November Economic Roundup
Global economic growth is expected to be 3.6% this year and 3.7% next year, up pleasantly from 3.2% in 2016.Better yet, all 15 nations that the IMF individually follows are growing. As for the US, after 1.5% growth last year, 2017 looks to show 2.1% growth and next year, 2.3%. China will grow fastest at 6.8%, edging out India at 6.7%, but India should top the charts in 2018.
Falling Fuel Deteriorating Deficit
In FY2017, the federal deficit widened to $666 billion or 3.5% of GDP, up from $586 billion or 3.2% of GDP in FY2016. The deficit has averaged 3.1% over the last 40 years. While receipts rose to $3.315 trillion, up from $3.267 trillion in FY2016, expenditures hit $3.981 trillion or 20.7% of GDP, up from $3.852 trillion. A rising deficit this late in a recovery is troubling.
Despite confusion wrought by hurricanes Harvey and Irma, September’s employment report was stellar. Upward revisions to wage growth totaling three-tenths-of- one-percent for July and August and a 0.5% rise in September suggest wages are rising! Moreover, the unemployment rate declined to 4.2%, its best level since 2/01, and the labor force participation rate rose to 63.1%, best since 3/14. These numbers all but guarantee a December Fed rate hike of 0.25%.
US households spent slightly less than $2,000 on gasoline in 2016, the lowest inflation-adjusted amount since 2003. The lowest amount spent on gasoline since 1980 was $1,500 in 1998, while the highest was about $3,300 in 1980 and 2012. However, as a percent of before-tax household income, gasoline spending was 5% in 1980, 4% in 2012, and just 2.2% in 2016, all due to slowly rising incomes.
According to the American Hospital Association, from 1995 through 2014, inpatient admissions to hospitals rose by just 7.6%. By contrast, outpatient visits to free-standing emergency rooms, clinics, urgent care facilities and micro-hospitals rose 81%. Non-hospital operations generate lower revenues but also higher profits as they have less overhead, fewer specialists and less fancy equipment. This is partly why Y-o-Y healthcare inflation has declined from 5% to 2%. Bye-bye hospitals.

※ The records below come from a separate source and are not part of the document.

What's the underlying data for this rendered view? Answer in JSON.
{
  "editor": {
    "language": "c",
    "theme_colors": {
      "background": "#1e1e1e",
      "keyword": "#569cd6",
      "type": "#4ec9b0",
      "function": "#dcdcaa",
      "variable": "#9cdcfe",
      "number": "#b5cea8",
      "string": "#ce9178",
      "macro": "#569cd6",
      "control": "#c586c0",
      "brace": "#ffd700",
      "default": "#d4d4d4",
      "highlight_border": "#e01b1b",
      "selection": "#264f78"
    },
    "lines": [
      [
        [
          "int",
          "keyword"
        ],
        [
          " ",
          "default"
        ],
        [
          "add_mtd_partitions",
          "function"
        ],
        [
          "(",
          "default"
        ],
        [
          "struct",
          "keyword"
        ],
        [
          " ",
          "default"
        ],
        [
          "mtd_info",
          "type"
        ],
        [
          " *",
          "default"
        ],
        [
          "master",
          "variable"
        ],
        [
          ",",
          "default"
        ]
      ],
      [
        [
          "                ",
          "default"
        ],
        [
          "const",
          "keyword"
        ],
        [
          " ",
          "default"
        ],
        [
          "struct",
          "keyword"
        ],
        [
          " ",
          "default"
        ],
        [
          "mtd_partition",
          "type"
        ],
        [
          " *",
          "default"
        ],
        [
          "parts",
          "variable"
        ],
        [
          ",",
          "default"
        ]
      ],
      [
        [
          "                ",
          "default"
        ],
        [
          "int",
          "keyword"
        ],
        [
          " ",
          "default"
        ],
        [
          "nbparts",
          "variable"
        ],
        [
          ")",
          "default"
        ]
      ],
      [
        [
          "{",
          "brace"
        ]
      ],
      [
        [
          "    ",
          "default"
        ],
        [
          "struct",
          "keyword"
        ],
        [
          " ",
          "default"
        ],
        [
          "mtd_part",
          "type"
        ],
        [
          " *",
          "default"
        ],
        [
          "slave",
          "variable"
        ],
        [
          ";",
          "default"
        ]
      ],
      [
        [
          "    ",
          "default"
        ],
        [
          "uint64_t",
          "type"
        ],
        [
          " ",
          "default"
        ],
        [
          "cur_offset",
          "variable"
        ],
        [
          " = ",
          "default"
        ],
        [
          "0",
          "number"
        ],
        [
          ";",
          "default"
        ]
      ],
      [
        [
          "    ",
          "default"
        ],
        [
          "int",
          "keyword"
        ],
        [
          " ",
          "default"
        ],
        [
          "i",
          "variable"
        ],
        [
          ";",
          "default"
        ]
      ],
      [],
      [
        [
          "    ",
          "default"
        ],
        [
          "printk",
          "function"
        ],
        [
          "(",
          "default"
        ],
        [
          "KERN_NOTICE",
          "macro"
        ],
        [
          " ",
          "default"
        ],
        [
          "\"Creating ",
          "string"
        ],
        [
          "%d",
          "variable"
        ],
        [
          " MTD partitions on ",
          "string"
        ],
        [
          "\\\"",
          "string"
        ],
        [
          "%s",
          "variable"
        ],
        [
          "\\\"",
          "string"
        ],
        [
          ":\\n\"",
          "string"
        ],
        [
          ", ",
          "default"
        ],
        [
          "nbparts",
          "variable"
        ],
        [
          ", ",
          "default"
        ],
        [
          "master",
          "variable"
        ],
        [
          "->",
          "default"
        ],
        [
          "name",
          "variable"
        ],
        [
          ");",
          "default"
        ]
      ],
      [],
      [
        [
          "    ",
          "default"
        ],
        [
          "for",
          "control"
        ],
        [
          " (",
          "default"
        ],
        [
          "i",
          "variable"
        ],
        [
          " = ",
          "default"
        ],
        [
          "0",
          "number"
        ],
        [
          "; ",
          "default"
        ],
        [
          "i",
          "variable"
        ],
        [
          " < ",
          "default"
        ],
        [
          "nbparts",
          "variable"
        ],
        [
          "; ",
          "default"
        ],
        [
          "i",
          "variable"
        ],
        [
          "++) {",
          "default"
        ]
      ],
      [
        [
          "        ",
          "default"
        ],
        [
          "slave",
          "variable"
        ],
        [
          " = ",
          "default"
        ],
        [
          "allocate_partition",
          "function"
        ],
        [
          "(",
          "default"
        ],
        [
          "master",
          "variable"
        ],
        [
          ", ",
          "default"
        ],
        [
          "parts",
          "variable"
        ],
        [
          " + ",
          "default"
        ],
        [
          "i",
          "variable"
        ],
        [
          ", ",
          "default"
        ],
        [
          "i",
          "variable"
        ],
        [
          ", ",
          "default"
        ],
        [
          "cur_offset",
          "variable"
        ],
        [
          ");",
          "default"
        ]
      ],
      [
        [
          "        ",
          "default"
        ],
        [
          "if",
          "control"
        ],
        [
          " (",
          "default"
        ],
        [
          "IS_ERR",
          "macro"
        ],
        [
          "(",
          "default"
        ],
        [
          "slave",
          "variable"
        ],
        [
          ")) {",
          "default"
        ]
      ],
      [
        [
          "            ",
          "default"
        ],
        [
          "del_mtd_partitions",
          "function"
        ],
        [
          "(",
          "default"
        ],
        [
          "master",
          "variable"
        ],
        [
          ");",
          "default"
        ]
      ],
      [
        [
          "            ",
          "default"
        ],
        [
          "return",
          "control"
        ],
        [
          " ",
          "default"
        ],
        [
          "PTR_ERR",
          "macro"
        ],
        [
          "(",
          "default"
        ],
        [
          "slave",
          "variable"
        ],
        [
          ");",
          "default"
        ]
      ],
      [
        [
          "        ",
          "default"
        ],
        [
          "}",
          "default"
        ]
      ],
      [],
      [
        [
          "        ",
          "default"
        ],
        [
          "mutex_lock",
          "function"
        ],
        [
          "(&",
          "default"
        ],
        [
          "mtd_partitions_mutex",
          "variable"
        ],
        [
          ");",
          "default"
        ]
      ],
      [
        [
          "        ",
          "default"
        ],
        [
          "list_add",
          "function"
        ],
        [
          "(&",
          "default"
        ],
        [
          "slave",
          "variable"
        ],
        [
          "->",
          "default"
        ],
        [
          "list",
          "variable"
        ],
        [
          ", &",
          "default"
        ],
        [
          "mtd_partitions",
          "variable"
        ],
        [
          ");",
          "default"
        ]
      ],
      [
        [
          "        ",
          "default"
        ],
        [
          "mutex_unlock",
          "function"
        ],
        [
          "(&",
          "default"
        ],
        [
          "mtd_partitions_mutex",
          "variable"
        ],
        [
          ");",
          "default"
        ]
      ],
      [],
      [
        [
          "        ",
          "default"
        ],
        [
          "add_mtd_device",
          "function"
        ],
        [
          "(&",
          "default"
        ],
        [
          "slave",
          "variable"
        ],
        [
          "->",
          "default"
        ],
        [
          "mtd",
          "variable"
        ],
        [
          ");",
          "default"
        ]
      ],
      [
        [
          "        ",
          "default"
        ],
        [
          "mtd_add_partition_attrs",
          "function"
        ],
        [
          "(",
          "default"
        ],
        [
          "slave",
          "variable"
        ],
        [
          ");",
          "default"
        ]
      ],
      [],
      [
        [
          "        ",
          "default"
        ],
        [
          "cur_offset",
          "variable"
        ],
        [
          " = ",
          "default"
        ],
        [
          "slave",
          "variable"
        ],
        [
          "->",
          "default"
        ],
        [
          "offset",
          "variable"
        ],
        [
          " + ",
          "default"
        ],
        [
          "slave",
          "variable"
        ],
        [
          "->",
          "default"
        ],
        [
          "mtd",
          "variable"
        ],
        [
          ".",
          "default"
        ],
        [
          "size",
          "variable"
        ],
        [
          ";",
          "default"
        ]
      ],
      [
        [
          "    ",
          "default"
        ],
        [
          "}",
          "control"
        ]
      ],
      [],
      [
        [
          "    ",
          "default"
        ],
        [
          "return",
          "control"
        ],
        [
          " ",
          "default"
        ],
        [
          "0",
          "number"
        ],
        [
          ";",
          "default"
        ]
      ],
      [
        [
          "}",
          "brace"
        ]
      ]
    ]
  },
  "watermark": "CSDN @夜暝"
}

For the year ending 6/17, the world’s highest paid athlete was soccer star Cristiano Ronaldo, who earned $93 million, followed by LeBron James, who brought home $86 million. Another soccer player, Lionel Messi was third with $80 million while tennis star Roger Federer was fourth at $64 million. The top 100 athletes earned a combined $3.1 billion, and the threshold to make the list; $21.4 million.
Source: Elliot Eisenberg, PhD., Chief Economist for GraphsandLaughs, LLC, an economic consulting firm serving a variety of clients across the United States. All rights reserved.